It cannot be simply said that in choosing between Gore and Bush, the American people are choosing between an internationalist and a unilateralist road. Clinton has already been forced into serious compromises, with which Gore is associated and, if he is elected, he too would have to contend with a legislature in which unilateralism is entrenched. Bush is not absolutely shackled to the unilateralist idea and, in office, realism would no doubt often prevail. The difference is rather that Gore would fight the unilateralist tendency, while Bush would be inclined to go along with it.

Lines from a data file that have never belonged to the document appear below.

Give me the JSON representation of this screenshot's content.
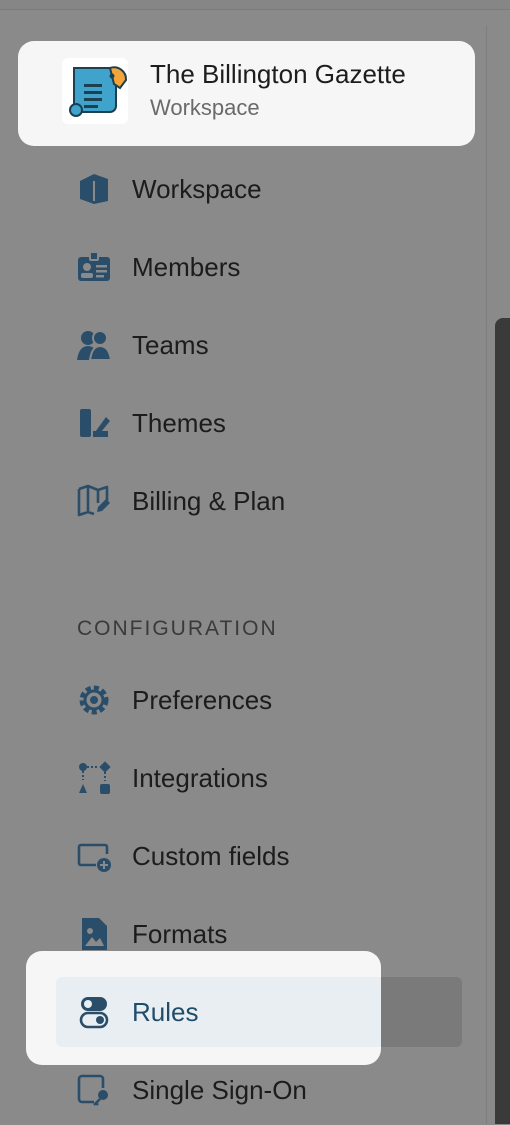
{
  "workspace": {
    "name": "The Billington Gazette",
    "subtitle": "Workspace"
  },
  "nav": [
    {
      "label": "Workspace",
      "icon": "building-icon"
    },
    {
      "label": "Members",
      "icon": "id-card-icon"
    },
    {
      "label": "Teams",
      "icon": "people-icon"
    },
    {
      "label": "Themes",
      "icon": "palette-icon"
    },
    {
      "label": "Billing & Plan",
      "icon": "map-pen-icon"
    }
  ],
  "section": {
    "label": "CONFIGURATION"
  },
  "config": [
    {
      "label": "Preferences",
      "icon": "gear-icon"
    },
    {
      "label": "Integrations",
      "icon": "integrations-icon"
    },
    {
      "label": "Custom fields",
      "icon": "custom-fields-icon"
    },
    {
      "label": "Formats",
      "icon": "image-file-icon"
    },
    {
      "label": "Rules",
      "icon": "toggle-icon",
      "active": true
    },
    {
      "label": "Single Sign-On",
      "icon": "sso-icon"
    }
  ],
  "colors": {
    "icon": "#2a4e6a",
    "active_bg": "#e9eef2",
    "card_bg": "#f6f6f6"
  }
}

The second debate between the candidates, on foreign policy, showed both men tiptoeing around the charged question of "humanitarian" military intervention. In a strange way this has become for many Americans the most important international issue. In spite of the fact that the US has committed its forces to such interventions very much on its own terms and conditions, the notion persists there, or at least is assiduously cultivated for political reasons, that America has been forced into these onerous tasks by an international community which is at the same time demanding and ungrateful. The concentration on the military question also obscures the fact that what the world needs from the US is not a constant readiness to come up with troops, but constant and responsible attention, while resisting the temptation to act in a solitary and capricious manner.
It has been disturbing in recent weeks to watch this American argument over foreign policy unfold without much awareness that a huge crisis may be just around the corner. The American effort to manage the Middle East, an effort which goes back at least 40 years and which Clinton had tried to round off with a settlement between Israelis and Palestinians, could be in terminal trouble. Yet many Americans see this only as a tragedy or a problem for the people who live there, rather than as a failure for which America may well be largely responsible and one which could affect all of us for the worse. In other regions where the US has made similar efforts to manage and control events, notably East and South-east Asia, serious trouble could also be brewing. There is hardly a region or a country where American policy could be deemed a clear success. These policies, whatever their individual worth, belong in the broad unilateralist tradition, serving American interests in ways which often ignore the real needs and the real sentiments of the countries concerned. That they may therefore not truly serve American interests either is an idea whose time ought to have come. Acts have consequences, as DW Brogan, in his introduction to Lippmann's book, implied when he called for an end to "the illusion that the United States has complete freedom of choice, that the American people can order as much peace, security and prosperity as they want, on their own terms, in their own time."
© Guardian Newspapers Limited 2000